- Check out the Florida Marine Debris Reducation Guidance plan, developed by an expert team including Mote, the Florida Fish and Wildlife Conservation Commission, the Sarasota Dolphin Research Program and many others: floridadep.gov/fco/fcmp
Beachgoers, boaters and fishers:
- Each time you go to the beach, leave it cleaner than before.
- Share data on the debris you find through the smartphone app Marine Debris Tracker. There, you can log data under a special list for CZS’ Sarasota Dolphin Research Program.
- Stow trash and fishing line when under way. Marine debris that blows out of a vessel or vehicle can become ingested by, or entangled around, marine life.
- Check your fishing line for frays and recycle monofilament line before it can break.
- Recycle monofilament fishing line in bins at boat ramps, piers, marinas and tackle shops. Carry a portable bin to collect discarded line. Cut discarded braid or wire fishing line into 12-inch or smaller pieces and place them into a covered trash receptacle.
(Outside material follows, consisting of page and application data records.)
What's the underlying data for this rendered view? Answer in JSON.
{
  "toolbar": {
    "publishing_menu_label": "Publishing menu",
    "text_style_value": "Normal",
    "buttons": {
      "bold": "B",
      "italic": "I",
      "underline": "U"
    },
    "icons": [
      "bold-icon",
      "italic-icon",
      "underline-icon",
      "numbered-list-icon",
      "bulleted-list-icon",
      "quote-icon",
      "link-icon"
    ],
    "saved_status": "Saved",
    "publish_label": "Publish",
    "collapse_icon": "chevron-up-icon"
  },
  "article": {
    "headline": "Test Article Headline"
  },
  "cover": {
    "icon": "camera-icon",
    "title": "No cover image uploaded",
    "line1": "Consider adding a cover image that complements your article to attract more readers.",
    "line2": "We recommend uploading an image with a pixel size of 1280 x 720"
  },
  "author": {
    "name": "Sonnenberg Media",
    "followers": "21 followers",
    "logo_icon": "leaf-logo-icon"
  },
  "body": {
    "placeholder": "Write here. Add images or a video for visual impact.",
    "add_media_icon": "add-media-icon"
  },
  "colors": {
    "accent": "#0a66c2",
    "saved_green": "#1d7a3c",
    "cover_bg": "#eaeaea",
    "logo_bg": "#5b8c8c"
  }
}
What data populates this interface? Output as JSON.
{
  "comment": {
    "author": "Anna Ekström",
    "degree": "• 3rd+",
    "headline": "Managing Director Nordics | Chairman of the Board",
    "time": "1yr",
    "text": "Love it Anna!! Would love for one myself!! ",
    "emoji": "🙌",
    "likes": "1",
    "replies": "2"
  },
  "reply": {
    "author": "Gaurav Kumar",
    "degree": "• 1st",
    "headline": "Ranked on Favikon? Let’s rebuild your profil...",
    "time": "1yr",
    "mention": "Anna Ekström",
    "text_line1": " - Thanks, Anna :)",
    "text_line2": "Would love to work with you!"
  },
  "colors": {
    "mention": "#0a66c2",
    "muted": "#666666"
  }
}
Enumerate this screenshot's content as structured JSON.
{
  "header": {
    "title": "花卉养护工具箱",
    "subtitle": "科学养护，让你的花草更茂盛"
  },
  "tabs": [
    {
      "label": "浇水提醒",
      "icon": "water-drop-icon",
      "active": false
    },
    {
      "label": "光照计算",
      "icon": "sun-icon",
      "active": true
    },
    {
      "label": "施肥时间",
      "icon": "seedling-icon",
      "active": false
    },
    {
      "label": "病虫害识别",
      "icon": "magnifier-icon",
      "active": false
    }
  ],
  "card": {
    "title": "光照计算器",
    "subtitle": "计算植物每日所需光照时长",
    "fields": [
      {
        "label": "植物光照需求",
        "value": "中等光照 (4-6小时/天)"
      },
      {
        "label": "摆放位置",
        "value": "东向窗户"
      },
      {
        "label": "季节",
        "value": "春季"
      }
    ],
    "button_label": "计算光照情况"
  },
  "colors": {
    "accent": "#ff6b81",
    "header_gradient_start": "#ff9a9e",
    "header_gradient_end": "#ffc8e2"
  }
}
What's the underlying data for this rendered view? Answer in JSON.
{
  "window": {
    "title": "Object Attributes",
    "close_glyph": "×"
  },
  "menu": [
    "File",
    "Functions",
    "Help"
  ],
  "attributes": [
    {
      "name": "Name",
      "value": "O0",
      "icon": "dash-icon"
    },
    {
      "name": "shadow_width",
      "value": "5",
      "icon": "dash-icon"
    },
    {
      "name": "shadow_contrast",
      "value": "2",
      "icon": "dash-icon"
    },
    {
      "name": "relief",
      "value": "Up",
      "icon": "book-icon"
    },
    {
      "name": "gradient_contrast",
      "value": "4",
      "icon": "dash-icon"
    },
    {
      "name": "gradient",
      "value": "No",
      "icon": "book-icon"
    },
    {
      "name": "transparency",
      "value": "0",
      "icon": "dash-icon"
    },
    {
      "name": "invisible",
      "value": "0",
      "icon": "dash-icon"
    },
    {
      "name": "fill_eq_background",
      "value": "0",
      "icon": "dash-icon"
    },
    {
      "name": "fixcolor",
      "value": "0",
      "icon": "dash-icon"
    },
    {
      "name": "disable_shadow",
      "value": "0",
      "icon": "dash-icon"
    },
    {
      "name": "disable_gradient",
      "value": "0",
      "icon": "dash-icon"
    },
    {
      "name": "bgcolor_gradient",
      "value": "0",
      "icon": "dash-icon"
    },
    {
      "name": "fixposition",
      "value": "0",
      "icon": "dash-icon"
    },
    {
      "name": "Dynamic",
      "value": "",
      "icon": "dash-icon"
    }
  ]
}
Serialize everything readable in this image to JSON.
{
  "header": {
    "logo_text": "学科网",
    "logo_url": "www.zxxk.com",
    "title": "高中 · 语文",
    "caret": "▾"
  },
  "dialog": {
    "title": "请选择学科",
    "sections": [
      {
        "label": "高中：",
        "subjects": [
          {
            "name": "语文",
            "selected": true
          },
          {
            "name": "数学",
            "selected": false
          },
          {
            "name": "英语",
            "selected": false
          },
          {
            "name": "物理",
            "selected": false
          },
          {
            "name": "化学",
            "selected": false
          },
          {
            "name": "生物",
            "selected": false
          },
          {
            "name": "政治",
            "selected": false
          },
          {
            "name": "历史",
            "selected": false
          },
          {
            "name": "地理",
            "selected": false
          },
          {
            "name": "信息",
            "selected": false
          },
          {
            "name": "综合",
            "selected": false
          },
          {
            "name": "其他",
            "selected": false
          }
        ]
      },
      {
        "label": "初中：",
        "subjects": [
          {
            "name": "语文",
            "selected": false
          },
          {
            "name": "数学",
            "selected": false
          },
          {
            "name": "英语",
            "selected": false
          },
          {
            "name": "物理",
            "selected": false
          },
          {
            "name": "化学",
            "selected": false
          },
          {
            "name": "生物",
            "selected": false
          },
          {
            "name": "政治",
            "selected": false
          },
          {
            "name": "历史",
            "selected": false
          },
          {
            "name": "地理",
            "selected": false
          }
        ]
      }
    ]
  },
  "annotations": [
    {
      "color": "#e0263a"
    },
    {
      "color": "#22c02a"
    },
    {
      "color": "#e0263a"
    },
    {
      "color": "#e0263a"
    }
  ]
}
- When disposing of tackle such as hooks and lures, clip off sharp points to avoid injuring humans and wildlife.
- Report entangled marine animals (and any injured, sick or dead marine animals in general) to trained wildlife responders in your area.
- Within Sarasota or Manatee county waters, please call Mote's Stranding Investigations Program, a 24-hour response program, at (941) 988-0212.
- If you see a stranded or dead manatee anywhere in state waters or a stranded or dead dolphin, whale or sea turtle outside of Sarasota or Manatee counties, please call the FWC Wildlife Alert hotline at 1 (888) 404-FWCC (3922).